The Château de Calmont d'Olt is a castle situated in France, in the Aveyron département in the commune of Espalion. Perched atop a basalt dyke at an altitude of 535 m, it overlooks from 100 m the town of Espalion and the valley of the Lot. It provides a panoramic view of the Aubrac highlands.
Flint fragments and a polished stone axe are evidence of occupation of the site for 5,000 years. The ministerium Calvomantese was first mentioned in 883, in documents from the Abbey at Conques. It has always had a military significance, commanding the road from Rodez to Aubrac and, more widely, the crossing of the River Lot on the Toulouse-Lyon route. The building of the castle was begun in the 11th century built and continued until the Hundred Years' War with the building of a second curtain with eight towers in 1400. Beyond this date, there was no further development. Abandoned by its owners in the 16th century, the castle fell to ruin. The castle, in its present state, is an important milestone in the history of castle building in medieval Rouergue. It bears witness to the architectural adaptations of castles to the technical progress of the Hundred Years' War.
For detailed chronology, see French Wikipedia.
Registered as a historic monument (monument historique) in 1992 by the French Ministry of Culture, in 1987 the castle was bought by Thierry Plume who gradually renovated it and had it classified in 1992. From this date, with the assistance of Bâtiments de France and the regional archaeological service and thanks to the help of volunteers working summers with the castle team, the site has little by little been reborn.
The castle is part of the Route des Seigneurs du Rouergue (Route of the Lords of Rouergue) which groups 23 castles. In 1997, it was awarded the Trophée du Tourisme culturel en Midi-Pyrénées (Trophy of cultural tourism in Midi-Pyrénées).
The site highlights the theme of siege warfare.
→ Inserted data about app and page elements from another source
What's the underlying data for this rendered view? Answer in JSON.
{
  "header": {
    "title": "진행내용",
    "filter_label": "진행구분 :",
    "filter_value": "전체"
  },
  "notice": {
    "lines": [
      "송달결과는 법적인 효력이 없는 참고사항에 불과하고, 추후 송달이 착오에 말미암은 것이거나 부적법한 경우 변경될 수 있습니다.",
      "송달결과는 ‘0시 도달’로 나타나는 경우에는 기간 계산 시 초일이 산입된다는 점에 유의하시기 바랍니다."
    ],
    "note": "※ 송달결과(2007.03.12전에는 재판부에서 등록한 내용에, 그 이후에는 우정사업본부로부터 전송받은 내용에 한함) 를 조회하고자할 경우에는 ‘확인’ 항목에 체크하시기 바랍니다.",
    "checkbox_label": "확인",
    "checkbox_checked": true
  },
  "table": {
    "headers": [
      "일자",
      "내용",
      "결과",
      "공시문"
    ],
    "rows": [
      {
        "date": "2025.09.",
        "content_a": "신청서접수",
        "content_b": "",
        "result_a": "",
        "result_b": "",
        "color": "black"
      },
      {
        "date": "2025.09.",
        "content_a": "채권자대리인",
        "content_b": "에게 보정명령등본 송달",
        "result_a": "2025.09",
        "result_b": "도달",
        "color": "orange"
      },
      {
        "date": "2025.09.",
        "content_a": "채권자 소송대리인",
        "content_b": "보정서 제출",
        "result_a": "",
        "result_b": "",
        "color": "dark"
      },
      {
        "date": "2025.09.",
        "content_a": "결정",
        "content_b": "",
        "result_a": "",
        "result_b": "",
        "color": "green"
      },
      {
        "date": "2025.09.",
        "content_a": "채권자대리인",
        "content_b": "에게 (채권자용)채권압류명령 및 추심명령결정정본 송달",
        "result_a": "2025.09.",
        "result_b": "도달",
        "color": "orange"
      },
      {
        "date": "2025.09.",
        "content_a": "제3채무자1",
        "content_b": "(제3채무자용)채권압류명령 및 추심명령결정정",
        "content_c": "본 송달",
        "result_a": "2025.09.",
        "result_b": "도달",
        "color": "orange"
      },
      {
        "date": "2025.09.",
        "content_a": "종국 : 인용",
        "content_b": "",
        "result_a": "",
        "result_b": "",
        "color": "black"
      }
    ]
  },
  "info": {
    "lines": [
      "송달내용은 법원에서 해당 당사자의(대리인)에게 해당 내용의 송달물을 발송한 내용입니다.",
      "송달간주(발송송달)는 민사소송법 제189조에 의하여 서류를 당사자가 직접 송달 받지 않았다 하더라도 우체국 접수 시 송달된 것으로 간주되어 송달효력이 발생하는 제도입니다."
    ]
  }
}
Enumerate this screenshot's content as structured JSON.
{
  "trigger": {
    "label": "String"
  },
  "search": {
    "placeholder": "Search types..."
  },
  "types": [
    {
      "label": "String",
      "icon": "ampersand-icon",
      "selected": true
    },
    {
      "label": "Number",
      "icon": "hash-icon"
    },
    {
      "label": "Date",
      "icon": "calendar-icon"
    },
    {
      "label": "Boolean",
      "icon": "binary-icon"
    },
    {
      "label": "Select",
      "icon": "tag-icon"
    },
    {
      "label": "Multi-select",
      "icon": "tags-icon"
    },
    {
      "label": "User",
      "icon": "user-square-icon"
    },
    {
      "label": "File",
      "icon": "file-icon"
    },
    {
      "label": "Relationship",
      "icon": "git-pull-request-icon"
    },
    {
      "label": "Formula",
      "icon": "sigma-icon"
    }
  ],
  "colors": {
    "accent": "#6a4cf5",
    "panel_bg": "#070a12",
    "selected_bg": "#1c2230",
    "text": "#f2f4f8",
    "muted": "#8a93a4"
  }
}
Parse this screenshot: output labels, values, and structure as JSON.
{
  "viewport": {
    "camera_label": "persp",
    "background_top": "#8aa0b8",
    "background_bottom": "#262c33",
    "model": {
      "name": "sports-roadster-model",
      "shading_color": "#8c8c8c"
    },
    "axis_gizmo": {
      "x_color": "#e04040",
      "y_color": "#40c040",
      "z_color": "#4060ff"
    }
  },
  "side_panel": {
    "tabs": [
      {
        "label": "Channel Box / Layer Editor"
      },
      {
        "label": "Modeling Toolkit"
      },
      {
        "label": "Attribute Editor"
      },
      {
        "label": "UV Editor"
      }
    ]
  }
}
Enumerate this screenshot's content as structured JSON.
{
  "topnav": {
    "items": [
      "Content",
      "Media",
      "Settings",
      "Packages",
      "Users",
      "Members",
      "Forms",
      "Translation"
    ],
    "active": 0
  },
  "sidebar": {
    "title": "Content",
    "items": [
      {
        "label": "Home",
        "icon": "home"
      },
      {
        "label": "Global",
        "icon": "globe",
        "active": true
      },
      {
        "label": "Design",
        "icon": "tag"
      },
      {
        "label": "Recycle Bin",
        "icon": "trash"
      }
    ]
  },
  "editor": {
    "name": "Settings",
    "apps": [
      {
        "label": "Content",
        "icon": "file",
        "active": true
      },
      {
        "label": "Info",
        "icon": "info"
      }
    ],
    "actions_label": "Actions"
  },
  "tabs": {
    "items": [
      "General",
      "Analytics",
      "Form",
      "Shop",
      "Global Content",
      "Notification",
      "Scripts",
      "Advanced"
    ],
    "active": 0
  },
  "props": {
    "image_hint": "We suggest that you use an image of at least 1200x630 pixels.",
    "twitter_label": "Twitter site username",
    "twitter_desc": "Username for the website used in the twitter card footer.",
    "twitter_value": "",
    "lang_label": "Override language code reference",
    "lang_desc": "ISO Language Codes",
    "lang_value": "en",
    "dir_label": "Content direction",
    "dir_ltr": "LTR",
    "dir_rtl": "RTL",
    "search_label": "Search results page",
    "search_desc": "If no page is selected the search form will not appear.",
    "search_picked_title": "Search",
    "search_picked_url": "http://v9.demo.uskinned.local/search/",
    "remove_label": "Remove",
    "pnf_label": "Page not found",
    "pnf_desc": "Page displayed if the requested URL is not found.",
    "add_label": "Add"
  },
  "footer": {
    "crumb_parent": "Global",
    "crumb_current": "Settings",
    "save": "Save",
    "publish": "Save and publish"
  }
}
Full-scale war machines have been reconstructed and visitors may assist in the launching of projectiles with:
siege tower from the 15th century with bombards
couillard from the 15th century
trébuchet from the 14th century
pierrière from Petrus de Eboli from the 12th century
pierrière from the siege of Toulouse from the 13th centuryVisitors are also invited to take part in other demonstrations including archery, fencing and making chain mail.